Five early-career researchers from Imperial recently presented their research at the annual STEM for Britain parliamentary poster competition.
Ben Lewis, who works in the Vilar and Kuimova research groups in the Department of Chemistry, and the Vannier group at the MRC London Institute of Medical Sciences, won the Gold Award in the Chemistry category for his research: ‘G-Quadruplexes: Unravelling the next knot in the DNA story’.
In this blog post he reflects on what it was like to present his work to MPs and Lords at the Palace of Westminster.
By Ben Lewis
As PhD students, we often get opportunities to present our work to other researchers – whether within Imperial or beyond. It is very unusual, though, for us to have the chance to present to MPs and Lords. That’s one of the unique features of the STEM for Britain poster competition, held annually for early-career researchers by the Parliamentary and Scientific committee.
In normal years, the event takes place at the Palace of Westminster itself and brings together a range of scientists from academia and industry with parliamentarians. Sadly, this year an in-person event was not an option – but it was particularly amazing that the competition could still happen in spite of the ongoing pandemic. We still got to engage with one another – just through Zoom and the screens of our laptops.
An impressive diversity of research
This competition also brings together all fields of science, with categories for Chemistry, Biology, Physics, Engineering and Mathematics – a great opportunity to hear about a range of work, which isn’t always the case in many of our field-segregated conferences and seminars. Reading posters on topics from tackling traumatic injury, to simulating seismic effects on Mars shows the breadth of impressive work going on at institutions all around the UK.
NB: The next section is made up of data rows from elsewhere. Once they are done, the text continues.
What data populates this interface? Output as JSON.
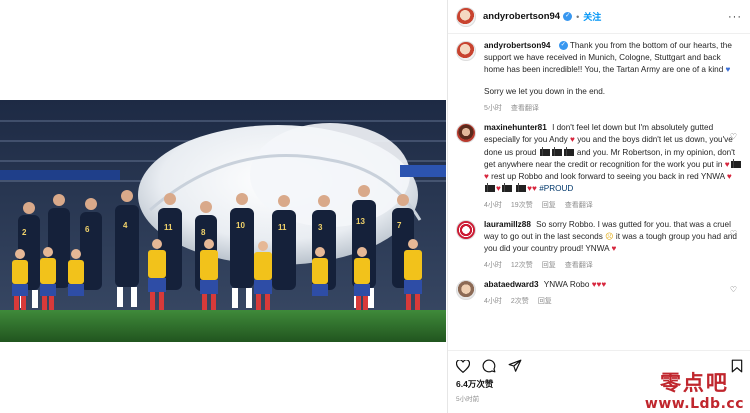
{
  "header": {
    "username": "andyrobertson94",
    "follow_label": "关注",
    "more_label": "···"
  },
  "caption": {
    "username": "andyrobertson94",
    "text": "Thank you from the bottom of our hearts, the support we have received in Munich, Cologne, Stuttgart and back home has been incredible!! You, the Tartan Army are one of a kind",
    "text2": "Sorry we let you down in the end.",
    "time": "5小时",
    "translate": "查看翻译"
  },
  "comments": [
    {
      "username": "maxinehunter81",
      "text_a": "I don't feel let down but I'm absolutely gutted especially for you Andy",
      "text_b": "you and the boys didn't let us down, you've done us proud",
      "text_c": "and you. Mr Robertson, in my opinion, don't get anywhere near the credit or recognition for the work you put in",
      "text_d": "rest up Robbo and look forward to seeing you back in red YNWA",
      "text_e": "#PROUD",
      "time": "4小时",
      "likes": "19次赞",
      "reply": "回复",
      "translate": "查看翻译"
    },
    {
      "username": "lauramillz88",
      "text_a": "So sorry Robbo. I was gutted for you. that was a cruel way to go out in the last seconds",
      "text_b": "it was a tough group you had and you did your country proud! YNWA",
      "time": "4小时",
      "likes": "12次赞",
      "reply": "回复",
      "translate": "查看翻译"
    },
    {
      "username": "abataedward3",
      "text_a": "YNWA Robo",
      "time": "4小时",
      "likes": "2次赞",
      "reply": "回复"
    }
  ],
  "footer": {
    "likes": "6.4万次赞",
    "ago": "5小时前"
  },
  "watermark": {
    "cn": "零点吧",
    "url": "www.Ldb.cc"
  },
  "colors": {
    "link_blue": "#0095f6",
    "heart_red": "#d7263d",
    "watermark_red": "#c0262d"
  }
}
Within the Chemistry category that I entered, I was honoured to be selected as one of ten finalists to present my work at the event itself – and delighted to have been awarded the Gold Medal for Chemistry. Even in just this one category, the diversity of research was fascinating – everything from producing nanomaterials to treating brain cancers was on display.
Bringing complex research to life
We all faced a similar challenge – taking our very detailed and involved research and presenting it as a poster and a three-minute presentation that would speak to the broad audience this event has – including a number of parliamentarians who are interested to hear about the world of research, but have no science background themselves. It was particularly great to see Andy Slaughter – the local MP for the White City campus, where I am based – in attendance for the award ceremony, in addition to a range of other MPs and Lords. Knowing there are so many parliamentarians wanting to hear more about the latest scientific research is very heartening. Giving our usual academic presentations just wouldn’t be right for an audience like this.
In my case, that meant taking all the unusual concepts which make up my very interdisciplinary PhD – including G-Quadruplex DNA structures and Fluorescence Lifetime Imaging Microscopy, not concepts that most people, even scientists, have ever heard of – and bringing them to life very quickly. Really what my research is about is finding the unusual DNA structures we’re interested in inside living cells – a challenge which is very tough, but by using a specialist method we have been able to achieve this and are now trying to unravel the important effects they have on a wide range of biological processes.
Thanks to the Graduate School!
Thankfully, being in my final year, I’ve had the chance to attempt this before. Especially helpful were events run by Imperial’s Graduate School, challenging students to present their work in a brief and easily understood way. These courses and competitions are a really great opportunity to find the core of what makes your research exciting and how to put it across in an engaging manner. The only way to get better is to have a go. At Imperial and beyond there are plenty of opportunities out there, so putting yourself forward is something I’d recommend to any PhD student.
Why communication is key
It is taking part in events like STEM for Britain which make it obvious that if we can’t tell a wider audience about all the research we do in a way they understand and find interesting, our work will never achieve its potential. That means being able to tell the wider public, and especially being able to tell policy makers, why they should care. At the very least, these are people who help decide what funding future scientific research receives, but more importantly they are the people who can help to take what we have discovered and do something about it on a wider stage. This ability to make a much bigger difference is part of the reason why, when I soon finish my PhD, I’ve become interested in being more involved at this interface between science and the world of policy.
Being part of a competition like this is very rewarding. There is prize money (which is always appreciated!) but there’s also the platform to get others excited about the research you devote your time to; the chance to see what lots of other researchers are discovering; and an opportunity to improve a skill set which I believe is hugely important to us all as researchers. It is an incredible honour to have had our research recognised at such a prestigious event, and it only gives me more motivation to get back to the lab to see what we can accomplish next.